BEGIN
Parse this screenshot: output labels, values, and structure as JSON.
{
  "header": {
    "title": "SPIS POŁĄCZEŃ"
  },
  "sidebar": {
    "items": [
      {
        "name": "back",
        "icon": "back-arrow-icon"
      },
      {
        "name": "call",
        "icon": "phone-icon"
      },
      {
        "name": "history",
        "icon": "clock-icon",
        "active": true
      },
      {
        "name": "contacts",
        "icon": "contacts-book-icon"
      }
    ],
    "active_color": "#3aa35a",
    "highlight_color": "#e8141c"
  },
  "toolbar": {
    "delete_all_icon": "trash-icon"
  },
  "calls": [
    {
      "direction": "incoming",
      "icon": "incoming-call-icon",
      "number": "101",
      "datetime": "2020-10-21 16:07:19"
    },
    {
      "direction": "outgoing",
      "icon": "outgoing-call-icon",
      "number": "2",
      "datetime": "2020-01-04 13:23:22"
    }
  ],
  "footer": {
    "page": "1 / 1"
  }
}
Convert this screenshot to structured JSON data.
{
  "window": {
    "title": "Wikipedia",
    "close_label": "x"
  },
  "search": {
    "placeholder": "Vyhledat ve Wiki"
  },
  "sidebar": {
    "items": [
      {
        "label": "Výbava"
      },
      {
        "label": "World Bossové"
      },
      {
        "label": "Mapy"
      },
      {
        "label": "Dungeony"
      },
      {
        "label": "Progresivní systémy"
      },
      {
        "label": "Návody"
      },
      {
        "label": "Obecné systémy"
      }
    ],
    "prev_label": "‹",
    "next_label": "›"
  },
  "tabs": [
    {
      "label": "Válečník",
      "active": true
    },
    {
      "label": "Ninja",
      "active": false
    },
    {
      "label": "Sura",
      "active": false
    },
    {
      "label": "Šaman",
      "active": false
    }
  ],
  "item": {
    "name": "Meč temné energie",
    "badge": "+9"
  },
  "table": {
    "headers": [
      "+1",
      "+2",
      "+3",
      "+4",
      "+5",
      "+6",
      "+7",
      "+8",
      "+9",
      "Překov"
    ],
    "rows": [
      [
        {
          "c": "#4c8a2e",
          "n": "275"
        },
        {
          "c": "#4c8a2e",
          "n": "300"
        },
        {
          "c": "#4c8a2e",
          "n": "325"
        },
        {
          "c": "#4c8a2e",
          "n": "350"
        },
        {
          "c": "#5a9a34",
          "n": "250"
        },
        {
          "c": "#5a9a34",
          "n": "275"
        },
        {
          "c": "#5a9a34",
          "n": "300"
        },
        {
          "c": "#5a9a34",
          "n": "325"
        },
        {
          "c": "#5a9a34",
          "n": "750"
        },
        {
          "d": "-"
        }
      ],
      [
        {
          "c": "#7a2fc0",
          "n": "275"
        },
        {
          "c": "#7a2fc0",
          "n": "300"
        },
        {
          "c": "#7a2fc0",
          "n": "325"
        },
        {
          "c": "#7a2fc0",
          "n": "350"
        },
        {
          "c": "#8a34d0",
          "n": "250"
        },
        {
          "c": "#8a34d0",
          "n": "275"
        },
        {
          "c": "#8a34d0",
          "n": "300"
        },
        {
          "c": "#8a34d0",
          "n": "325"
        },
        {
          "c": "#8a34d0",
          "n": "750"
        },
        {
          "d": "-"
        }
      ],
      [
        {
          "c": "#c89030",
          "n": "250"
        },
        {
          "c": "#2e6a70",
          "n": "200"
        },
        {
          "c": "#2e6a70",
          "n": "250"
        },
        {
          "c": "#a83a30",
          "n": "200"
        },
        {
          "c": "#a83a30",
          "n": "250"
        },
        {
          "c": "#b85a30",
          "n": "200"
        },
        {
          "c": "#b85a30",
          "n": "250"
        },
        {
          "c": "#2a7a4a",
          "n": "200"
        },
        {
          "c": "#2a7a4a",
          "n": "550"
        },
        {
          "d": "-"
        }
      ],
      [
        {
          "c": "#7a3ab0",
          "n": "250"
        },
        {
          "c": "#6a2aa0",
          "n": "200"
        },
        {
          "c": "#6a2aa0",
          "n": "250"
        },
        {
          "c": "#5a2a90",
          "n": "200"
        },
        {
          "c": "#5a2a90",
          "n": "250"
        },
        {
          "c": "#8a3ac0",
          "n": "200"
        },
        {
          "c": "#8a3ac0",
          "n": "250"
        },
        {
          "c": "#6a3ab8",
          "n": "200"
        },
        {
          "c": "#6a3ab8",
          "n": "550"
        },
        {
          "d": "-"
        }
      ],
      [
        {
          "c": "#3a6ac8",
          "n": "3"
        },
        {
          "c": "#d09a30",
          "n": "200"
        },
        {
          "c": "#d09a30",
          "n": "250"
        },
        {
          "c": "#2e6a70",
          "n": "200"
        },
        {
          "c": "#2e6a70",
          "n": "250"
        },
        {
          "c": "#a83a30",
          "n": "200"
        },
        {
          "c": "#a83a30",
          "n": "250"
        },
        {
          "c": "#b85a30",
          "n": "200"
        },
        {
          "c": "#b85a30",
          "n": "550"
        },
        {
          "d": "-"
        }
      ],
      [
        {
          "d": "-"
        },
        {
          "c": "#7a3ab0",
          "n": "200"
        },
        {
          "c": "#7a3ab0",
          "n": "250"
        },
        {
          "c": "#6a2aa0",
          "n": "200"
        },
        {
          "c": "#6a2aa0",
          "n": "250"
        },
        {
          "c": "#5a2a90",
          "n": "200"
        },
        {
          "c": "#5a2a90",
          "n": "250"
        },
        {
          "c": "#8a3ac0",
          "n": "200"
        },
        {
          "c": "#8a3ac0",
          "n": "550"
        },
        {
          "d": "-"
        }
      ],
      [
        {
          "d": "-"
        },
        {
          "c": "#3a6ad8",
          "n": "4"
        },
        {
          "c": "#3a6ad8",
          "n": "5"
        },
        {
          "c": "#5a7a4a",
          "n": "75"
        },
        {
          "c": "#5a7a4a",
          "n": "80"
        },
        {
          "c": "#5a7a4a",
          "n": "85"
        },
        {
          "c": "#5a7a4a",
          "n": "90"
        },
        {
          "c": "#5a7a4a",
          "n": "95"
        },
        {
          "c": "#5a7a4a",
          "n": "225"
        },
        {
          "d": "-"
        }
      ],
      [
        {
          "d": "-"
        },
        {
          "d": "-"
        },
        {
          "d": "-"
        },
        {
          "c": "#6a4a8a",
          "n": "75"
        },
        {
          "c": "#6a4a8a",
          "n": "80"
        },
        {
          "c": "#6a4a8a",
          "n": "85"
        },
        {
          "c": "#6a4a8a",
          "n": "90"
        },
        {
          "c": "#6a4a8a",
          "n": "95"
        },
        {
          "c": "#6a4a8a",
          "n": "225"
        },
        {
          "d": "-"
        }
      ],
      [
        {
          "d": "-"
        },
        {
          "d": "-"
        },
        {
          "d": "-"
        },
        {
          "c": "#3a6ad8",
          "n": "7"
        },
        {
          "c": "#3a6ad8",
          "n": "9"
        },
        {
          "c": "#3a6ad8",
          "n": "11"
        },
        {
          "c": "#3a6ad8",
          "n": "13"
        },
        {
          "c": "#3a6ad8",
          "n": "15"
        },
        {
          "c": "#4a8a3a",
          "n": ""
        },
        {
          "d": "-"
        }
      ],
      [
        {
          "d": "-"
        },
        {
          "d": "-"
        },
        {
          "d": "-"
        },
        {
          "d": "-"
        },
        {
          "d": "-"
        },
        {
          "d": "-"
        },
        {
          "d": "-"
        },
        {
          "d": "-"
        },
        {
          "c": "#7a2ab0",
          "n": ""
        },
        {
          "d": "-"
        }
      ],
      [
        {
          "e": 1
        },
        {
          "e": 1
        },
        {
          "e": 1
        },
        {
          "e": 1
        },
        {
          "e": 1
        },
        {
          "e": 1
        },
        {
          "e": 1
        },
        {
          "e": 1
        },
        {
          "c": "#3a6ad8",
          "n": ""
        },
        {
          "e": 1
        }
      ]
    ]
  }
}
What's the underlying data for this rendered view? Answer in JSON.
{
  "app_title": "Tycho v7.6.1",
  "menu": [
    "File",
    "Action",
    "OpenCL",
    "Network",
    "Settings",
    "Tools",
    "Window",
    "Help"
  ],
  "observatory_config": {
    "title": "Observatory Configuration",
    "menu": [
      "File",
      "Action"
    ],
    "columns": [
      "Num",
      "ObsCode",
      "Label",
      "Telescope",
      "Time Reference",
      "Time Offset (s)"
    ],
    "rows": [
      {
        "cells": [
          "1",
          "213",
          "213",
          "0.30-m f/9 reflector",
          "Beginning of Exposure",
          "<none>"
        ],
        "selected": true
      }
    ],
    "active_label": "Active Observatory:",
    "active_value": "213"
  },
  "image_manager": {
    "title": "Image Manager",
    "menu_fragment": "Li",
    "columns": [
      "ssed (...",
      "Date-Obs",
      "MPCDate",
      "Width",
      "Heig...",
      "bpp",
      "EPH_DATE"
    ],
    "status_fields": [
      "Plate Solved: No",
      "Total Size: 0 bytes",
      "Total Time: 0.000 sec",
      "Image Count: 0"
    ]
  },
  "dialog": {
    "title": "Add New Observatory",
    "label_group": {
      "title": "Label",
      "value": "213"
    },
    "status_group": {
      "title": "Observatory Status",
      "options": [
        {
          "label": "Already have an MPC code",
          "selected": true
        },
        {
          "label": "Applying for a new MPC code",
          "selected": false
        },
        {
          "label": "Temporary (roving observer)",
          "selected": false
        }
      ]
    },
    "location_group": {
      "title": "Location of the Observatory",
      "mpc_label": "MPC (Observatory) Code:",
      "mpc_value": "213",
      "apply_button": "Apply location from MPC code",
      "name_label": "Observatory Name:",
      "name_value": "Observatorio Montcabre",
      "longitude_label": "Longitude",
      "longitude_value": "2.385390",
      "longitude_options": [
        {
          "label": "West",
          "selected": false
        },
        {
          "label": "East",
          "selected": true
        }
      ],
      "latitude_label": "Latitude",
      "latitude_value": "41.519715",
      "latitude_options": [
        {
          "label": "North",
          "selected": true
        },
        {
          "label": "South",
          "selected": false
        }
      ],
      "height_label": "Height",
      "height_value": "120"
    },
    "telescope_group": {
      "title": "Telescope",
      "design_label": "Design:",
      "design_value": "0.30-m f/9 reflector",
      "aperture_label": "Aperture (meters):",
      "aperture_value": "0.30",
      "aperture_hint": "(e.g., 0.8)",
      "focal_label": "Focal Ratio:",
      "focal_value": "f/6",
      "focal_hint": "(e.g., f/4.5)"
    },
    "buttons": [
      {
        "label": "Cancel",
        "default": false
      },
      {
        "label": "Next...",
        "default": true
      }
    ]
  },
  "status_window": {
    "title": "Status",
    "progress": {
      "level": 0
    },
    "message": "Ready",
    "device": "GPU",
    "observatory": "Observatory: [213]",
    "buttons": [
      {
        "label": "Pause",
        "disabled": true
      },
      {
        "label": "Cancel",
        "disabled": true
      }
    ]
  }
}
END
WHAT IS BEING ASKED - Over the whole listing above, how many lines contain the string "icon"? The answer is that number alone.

SOLVED PROBLEM - 7